1. They forget to say two simple words. We all have tough days, and as business owners we have many of the same challenges our employees have. Yet when we come to work, we need to put all of our troubles aside, and smile. We’ve all heard that before, right? But what most shop owners fail to do is walk up to each employee, and while they still have that smile on their face, say; “Good morning!” Regardless of the size of your shop, you should greet every employee in the same heartfelt way you would if you just had one employee. Remember, it’s our responsibility to keep our employees inspired, it’s not their responsibility to inspire us.
2. They forget Job #1. In order to grow a successful business, you need to have clearly defined goals. This is why the most successful shop owners not only have their goals in place, but they break them down into monthly, weekly and daily goals. They then share those goals with all the relative employees, so that every day their advisors know their daily car count and sales goals, and their technicians know their daily efficiency goals.
3. They forget to catch their employees doing things right. Most shop owners catch their employees making mistakes, but unfortunately, they fail to catch them when they are doing things right. Regardless of whether it’s saying something as simple as, “Great job, Mike!”, or taking an employee aside to give them a heartfelt thank you for what they have just done, it’s critical to the success of every business. By praising positive performance at the time it occurs you’re reinforcing the behavior, and improving morale. As we all know, when morale improves, so does productivity.

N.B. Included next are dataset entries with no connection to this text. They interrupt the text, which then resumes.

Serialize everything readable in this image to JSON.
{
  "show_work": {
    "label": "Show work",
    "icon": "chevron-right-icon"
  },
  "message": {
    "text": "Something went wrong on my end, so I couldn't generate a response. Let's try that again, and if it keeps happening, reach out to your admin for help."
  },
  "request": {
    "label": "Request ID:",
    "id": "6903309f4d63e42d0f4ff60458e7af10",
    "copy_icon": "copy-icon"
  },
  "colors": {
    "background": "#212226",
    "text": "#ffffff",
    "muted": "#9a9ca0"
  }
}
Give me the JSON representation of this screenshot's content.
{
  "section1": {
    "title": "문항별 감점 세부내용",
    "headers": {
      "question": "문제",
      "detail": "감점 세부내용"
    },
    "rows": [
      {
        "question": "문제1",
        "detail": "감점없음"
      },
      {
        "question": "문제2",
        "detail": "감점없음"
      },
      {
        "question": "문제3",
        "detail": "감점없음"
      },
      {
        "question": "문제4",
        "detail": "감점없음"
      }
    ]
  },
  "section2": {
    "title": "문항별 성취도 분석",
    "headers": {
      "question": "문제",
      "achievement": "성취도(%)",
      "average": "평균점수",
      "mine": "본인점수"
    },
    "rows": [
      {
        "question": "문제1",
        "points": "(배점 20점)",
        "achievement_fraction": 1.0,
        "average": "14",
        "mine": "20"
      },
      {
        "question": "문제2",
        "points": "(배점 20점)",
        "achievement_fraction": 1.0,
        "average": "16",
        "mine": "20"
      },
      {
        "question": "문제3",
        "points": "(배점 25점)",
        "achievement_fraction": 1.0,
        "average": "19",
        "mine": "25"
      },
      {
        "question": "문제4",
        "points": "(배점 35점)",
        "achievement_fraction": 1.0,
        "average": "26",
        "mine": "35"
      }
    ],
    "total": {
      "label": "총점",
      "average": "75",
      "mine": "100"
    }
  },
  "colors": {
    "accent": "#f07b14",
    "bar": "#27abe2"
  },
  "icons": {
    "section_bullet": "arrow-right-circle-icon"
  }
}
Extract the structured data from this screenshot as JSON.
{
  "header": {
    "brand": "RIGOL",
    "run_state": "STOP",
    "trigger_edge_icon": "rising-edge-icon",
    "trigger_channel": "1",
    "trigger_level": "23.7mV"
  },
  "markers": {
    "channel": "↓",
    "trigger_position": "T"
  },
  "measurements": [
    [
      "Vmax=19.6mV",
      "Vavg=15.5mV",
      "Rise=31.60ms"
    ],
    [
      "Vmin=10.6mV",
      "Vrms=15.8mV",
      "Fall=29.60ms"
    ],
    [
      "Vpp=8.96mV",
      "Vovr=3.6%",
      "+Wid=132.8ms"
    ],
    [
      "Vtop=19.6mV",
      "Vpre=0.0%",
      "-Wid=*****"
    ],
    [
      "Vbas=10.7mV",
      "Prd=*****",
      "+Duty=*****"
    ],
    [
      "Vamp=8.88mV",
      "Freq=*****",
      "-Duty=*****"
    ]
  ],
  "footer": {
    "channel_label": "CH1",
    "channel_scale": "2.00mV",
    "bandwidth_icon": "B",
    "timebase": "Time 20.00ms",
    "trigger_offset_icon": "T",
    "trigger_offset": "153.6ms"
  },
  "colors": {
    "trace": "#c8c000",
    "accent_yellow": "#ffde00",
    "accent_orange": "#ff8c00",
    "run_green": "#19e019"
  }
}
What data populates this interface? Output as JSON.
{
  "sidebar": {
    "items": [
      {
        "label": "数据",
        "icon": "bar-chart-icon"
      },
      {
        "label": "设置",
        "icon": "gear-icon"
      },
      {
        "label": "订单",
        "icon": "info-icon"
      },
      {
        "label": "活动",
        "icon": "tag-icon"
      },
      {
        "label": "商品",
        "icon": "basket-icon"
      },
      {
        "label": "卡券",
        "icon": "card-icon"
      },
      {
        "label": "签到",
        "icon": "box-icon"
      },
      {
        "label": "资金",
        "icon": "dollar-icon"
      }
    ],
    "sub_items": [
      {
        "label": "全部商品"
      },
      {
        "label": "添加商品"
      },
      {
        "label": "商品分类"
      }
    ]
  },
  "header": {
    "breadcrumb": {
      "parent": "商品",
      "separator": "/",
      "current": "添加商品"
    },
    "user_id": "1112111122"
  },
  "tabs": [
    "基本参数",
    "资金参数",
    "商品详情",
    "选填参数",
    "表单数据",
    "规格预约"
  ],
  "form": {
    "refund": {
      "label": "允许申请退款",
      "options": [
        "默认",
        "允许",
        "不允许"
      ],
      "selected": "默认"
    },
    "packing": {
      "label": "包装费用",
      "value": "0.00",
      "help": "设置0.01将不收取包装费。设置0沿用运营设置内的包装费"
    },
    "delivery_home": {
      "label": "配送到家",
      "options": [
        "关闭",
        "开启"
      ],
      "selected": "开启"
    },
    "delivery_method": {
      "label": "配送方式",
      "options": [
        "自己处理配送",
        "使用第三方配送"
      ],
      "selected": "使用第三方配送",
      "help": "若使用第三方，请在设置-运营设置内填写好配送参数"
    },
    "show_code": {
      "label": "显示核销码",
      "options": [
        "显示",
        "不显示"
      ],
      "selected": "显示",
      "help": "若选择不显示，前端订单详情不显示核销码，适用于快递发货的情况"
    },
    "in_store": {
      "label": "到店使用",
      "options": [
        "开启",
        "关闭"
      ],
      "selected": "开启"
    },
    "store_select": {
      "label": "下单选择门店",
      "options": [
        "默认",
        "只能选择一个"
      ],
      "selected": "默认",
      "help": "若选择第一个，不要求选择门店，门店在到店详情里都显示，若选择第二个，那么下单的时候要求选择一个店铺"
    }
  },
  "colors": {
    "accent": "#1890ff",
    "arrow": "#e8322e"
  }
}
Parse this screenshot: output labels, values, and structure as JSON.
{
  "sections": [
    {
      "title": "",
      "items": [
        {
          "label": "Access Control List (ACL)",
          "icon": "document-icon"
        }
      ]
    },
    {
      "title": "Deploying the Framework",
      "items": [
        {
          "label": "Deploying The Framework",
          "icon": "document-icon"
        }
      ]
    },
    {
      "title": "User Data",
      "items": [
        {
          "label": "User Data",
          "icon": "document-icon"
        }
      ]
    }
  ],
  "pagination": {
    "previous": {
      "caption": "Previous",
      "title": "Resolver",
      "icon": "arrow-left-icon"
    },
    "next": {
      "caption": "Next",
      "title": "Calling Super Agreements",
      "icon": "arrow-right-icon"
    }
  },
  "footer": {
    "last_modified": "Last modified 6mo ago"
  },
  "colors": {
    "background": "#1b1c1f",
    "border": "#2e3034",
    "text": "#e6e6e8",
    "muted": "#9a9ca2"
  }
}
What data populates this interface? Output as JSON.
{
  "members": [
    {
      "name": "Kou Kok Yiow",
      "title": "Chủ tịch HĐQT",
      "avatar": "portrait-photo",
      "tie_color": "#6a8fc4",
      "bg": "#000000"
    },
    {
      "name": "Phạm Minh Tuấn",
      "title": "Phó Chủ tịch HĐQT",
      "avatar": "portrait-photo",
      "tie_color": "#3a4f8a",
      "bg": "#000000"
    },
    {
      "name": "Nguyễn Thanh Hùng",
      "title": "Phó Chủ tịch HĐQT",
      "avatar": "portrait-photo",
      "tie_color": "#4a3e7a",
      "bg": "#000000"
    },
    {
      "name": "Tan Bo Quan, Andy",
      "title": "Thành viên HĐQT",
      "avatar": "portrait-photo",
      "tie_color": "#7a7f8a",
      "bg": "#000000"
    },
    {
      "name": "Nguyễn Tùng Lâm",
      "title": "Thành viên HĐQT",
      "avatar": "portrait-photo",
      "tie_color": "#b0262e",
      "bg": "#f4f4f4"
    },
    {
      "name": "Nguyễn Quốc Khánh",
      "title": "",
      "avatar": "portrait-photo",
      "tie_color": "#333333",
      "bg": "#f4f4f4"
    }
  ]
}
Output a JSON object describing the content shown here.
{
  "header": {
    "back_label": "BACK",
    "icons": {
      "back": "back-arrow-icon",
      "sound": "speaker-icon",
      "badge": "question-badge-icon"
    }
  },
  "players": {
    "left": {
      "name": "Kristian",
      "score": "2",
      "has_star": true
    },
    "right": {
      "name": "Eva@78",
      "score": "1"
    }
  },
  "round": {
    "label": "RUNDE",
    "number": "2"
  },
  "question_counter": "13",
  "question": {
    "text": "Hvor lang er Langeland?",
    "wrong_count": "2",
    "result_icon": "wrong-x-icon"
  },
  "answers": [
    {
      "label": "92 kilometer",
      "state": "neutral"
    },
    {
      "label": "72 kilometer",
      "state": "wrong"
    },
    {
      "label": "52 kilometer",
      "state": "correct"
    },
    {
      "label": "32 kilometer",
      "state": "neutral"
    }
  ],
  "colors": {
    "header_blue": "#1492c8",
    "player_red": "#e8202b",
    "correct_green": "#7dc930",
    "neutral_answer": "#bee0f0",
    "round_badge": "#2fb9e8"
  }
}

4. They help … in the wrong ways. It’s the role of a shop owner to help their employees do their job well, but not to do their job for them. If a shop owner has a technical background, and one of their technicians runs into a problem, they will often jump in to help. Although their intentions are good, there is a better approach that’s used by our top clients at Elite. Simply put, they will lead their employees to the answer, rather than providing it to them. If you give a man a fish, he will eat for a day, yet if you teach him how to fish, he will eat for a lifetime. It’s no different in business.
5. They try to be everything to everybody. Most shop owners have big hearts, and they want to help as many people as they can. Yet what they fail to realize is that they can never be everything to everybody. The top shop owners realize the people that want to supply their own parts, as well as the people that are looking for a discount or the lowest price, are more than likely not their customers. So while most shop owners try to be everything to everybody each and every day, the successful owners understand the value of telling some people that unfortunately, they’re unable to help them with their particular needs.
“Since 1990, Bob Cooper has been the president of Elite (www.EliteWorldwide.com), a company that strives to help shop owners reach their goals and live happier lives, while elevating the industry at the same time. The company offers one-on-one coaching from the industry’s top shop owners, service advisor training, peer groups, along with sales, marketing and shop management courses. You can contact Bob at [email protected], or at 800-204-3548.”